Start of Exercise inputs
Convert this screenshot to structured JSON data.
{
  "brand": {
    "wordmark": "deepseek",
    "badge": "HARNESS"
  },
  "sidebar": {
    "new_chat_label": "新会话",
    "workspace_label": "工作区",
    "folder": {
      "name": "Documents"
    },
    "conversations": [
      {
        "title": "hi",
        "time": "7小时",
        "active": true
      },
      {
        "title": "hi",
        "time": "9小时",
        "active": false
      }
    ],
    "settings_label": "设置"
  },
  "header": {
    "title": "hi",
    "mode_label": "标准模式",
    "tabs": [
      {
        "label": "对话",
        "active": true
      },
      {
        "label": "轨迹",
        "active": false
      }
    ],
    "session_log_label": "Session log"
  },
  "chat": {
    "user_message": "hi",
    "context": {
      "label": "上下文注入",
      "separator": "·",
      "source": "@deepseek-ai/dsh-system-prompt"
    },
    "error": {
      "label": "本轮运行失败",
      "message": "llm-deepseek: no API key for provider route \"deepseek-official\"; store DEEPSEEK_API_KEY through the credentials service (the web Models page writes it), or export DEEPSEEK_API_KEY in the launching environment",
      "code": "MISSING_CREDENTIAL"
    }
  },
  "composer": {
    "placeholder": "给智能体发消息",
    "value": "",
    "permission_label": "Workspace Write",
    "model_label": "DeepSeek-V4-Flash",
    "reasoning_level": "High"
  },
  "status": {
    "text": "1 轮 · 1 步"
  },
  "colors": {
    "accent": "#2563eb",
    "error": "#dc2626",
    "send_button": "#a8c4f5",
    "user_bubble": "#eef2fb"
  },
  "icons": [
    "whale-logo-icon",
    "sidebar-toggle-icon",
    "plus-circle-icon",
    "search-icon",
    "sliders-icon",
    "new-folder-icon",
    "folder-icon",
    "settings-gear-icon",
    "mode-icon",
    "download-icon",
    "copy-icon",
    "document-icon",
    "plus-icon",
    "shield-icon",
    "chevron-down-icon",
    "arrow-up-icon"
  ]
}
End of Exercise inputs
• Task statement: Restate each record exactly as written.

• Answer space:
Convert this screenshot to structured JSON data.
{
  "brand": {
    "wordmark": "deepseek",
    "badge": "HARNESS"
  },
  "sidebar": {
    "new_chat_label": "新会话",
    "workspace_label": "工作区",
    "folder": {
      "name": "Documents"
    },
    "conversations": [
      {
        "title": "hi",
        "time": "7小时",
        "active": true
      },
      {
        "title": "hi",
        "time": "9小时",
        "active": false
      }
    ],
    "settings_label": "设置"
  },
  "header": {
    "title": "hi",
    "mode_label": "标准模式",
    "tabs": [
      {
        "label": "对话",
        "active": true
      },
      {
        "label": "轨迹",
        "active": false
      }
    ],
    "session_log_label": "Session log"
  },
  "chat": {
    "user_message": "hi",
    "context": {
      "label": "上下文注入",
      "separator": "·",
      "source": "@deepseek-ai/dsh-system-prompt"
    },
    "error": {
      "label": "本轮运行失败",
      "message": "llm-deepseek: no API key for provider route \"deepseek-official\"; store DEEPSEEK_API_KEY through the credentials service (the web Models page writes it), or export DEEPSEEK_API_KEY in the launching environment",
      "code": "MISSING_CREDENTIAL"
    }
  },
  "composer": {
    "placeholder": "给智能体发消息",
    "value": "",
    "permission_label": "Workspace Write",
    "model_label": "DeepSeek-V4-Flash",
    "reasoning_level": "High"
  },
  "status": {
    "text": "1 轮 · 1 步"
  },
  "colors": {
    "accent": "#2563eb",
    "error": "#dc2626",
    "send_button": "#a8c4f5",
    "user_bubble": "#eef2fb"
  },
  "icons": [
    "whale-logo-icon",
    "sidebar-toggle-icon",
    "plus-circle-icon",
    "search-icon",
    "sliders-icon",
    "new-folder-icon",
    "folder-icon",
    "settings-gear-icon",
    "mode-icon",
    "download-icon",
    "copy-icon",
    "document-icon",
    "plus-icon",
    "shield-icon",
    "chevron-down-icon",
    "arrow-up-icon"
  ]
}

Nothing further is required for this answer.